- **The data**

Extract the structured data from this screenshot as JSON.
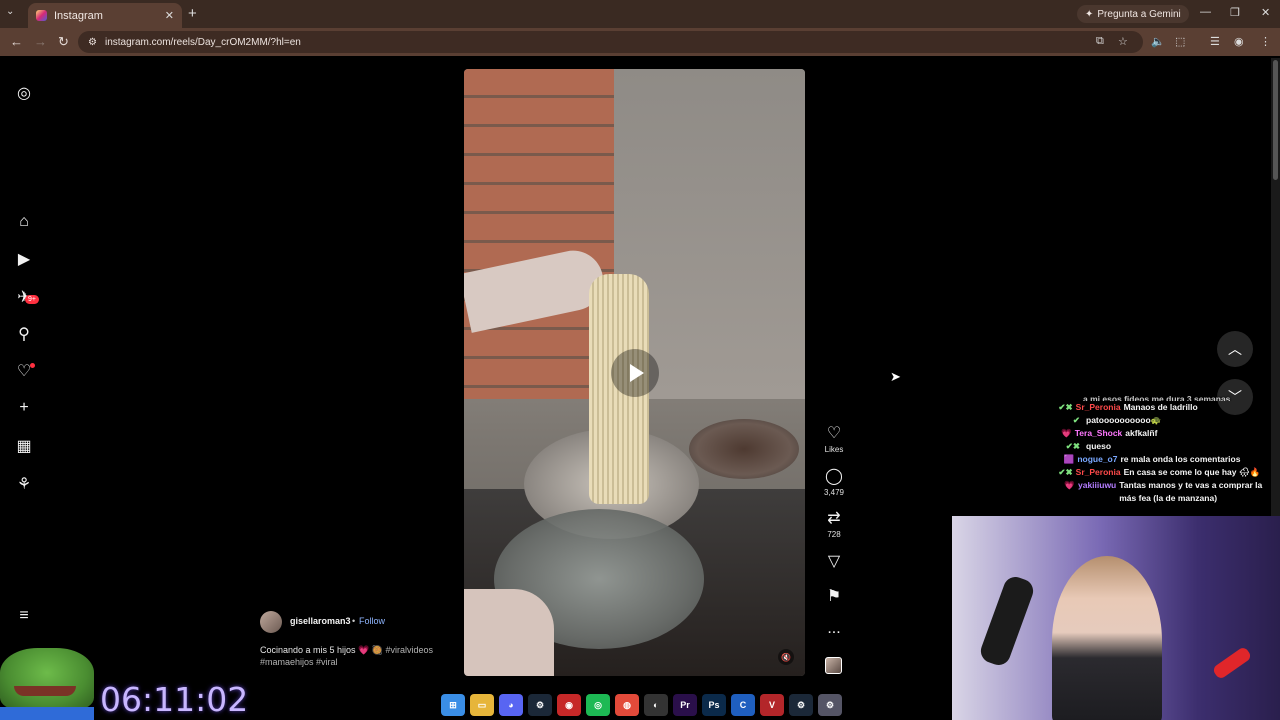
{
  "browser": {
    "tab_title": "Instagram",
    "new_tab": "+",
    "gemini_label": "Pregunta a Gemini",
    "url": "instagram.com/reels/Day_crOM2MM/?hl=en"
  },
  "sidebar": {
    "notifications_badge": "9+"
  },
  "post": {
    "username": "gisellaroman3",
    "separator": "•",
    "follow_label": "Follow",
    "caption_text": "Cocinando a mis 5 hijos 💗 🥘 ",
    "caption_tags_1": "#viralvideos",
    "caption_tags_2": "#mamaehijos #viral"
  },
  "actions": {
    "likes_label": "Likes",
    "comments_count": "3,479",
    "reposts_count": "728",
    "more": "..."
  },
  "chat": [
    {
      "user": "Sr_Peronia",
      "user_color": "#ff4a4a",
      "badges": "✔✖",
      "message": "Manaos de ladrillo"
    },
    {
      "user": "",
      "user_color": "#8a6a4a",
      "badges": "✔",
      "message": "patoooooooooo🐢"
    },
    {
      "user": "Tera_Shock",
      "user_color": "#ff77ff",
      "badges": "💗",
      "message": "akfkalñf"
    },
    {
      "user": "",
      "user_color": "#8a6a4a",
      "badges": "✔✖",
      "message": "queso"
    },
    {
      "user": "nogue_o7",
      "user_color": "#7aa8ff",
      "badges": "🟪",
      "message": "re mala onda los comentarios"
    },
    {
      "user": "Sr_Peronia",
      "user_color": "#ff4a4a",
      "badges": "✔✖",
      "message": "En casa se come lo que hay 🌧🔥"
    },
    {
      "user": "yakiiiuwu",
      "user_color": "#b47cff",
      "badges": "💗",
      "message": "Tantas manos y te vas a comprar la más fea (la de manzana)"
    }
  ],
  "chat_top_partial": "a mi esos fideos me dura 3 semanas",
  "timer": "06:11:02",
  "taskbar": [
    "win",
    "files",
    "discord",
    "steam",
    "app",
    "spotify",
    "chrome",
    "obs",
    "Pr",
    "Ps",
    "C",
    "voice",
    "steam2",
    "settings"
  ]
}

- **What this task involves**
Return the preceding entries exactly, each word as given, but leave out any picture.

- **Solved problem**
Extract the structured data from this screenshot as JSON.
{
  "browser": {
    "tab_title": "Instagram",
    "new_tab": "+",
    "gemini_label": "Pregunta a Gemini",
    "url": "instagram.com/reels/Day_crOM2MM/?hl=en"
  },
  "sidebar": {
    "notifications_badge": "9+"
  },
  "post": {
    "username": "gisellaroman3",
    "separator": "•",
    "follow_label": "Follow",
    "caption_text": "Cocinando a mis 5 hijos 💗 🥘 ",
    "caption_tags_1": "#viralvideos",
    "caption_tags_2": "#mamaehijos #viral"
  },
  "actions": {
    "likes_label": "Likes",
    "comments_count": "3,479",
    "reposts_count": "728",
    "more": "..."
  },
  "chat": [
    {
      "user": "Sr_Peronia",
      "user_color": "#ff4a4a",
      "badges": "✔✖",
      "message": "Manaos de ladrillo"
    },
    {
      "user": "",
      "user_color": "#8a6a4a",
      "badges": "✔",
      "message": "patoooooooooo🐢"
    },
    {
      "user": "Tera_Shock",
      "user_color": "#ff77ff",
      "badges": "💗",
      "message": "akfkalñf"
    },
    {
      "user": "",
      "user_color": "#8a6a4a",
      "badges": "✔✖",
      "message": "queso"
    },
    {
      "user": "nogue_o7",
      "user_color": "#7aa8ff",
      "badges": "🟪",
      "message": "re mala onda los comentarios"
    },
    {
      "user": "Sr_Peronia",
      "user_color": "#ff4a4a",
      "badges": "✔✖",
      "message": "En casa se come lo que hay 🌧🔥"
    },
    {
      "user": "yakiiiuwu",
      "user_color": "#b47cff",
      "badges": "💗",
      "message": "Tantas manos y te vas a comprar la más fea (la de manzana)"
    }
  ],
  "chat_top_partial": "a mi esos fideos me dura 3 semanas",
  "timer": "06:11:02",
  "taskbar": [
    "win",
    "files",
    "discord",
    "steam",
    "app",
    "spotify",
    "chrome",
    "obs",
    "Pr",
    "Ps",
    "C",
    "voice",
    "steam2",
    "settings"
  ]
}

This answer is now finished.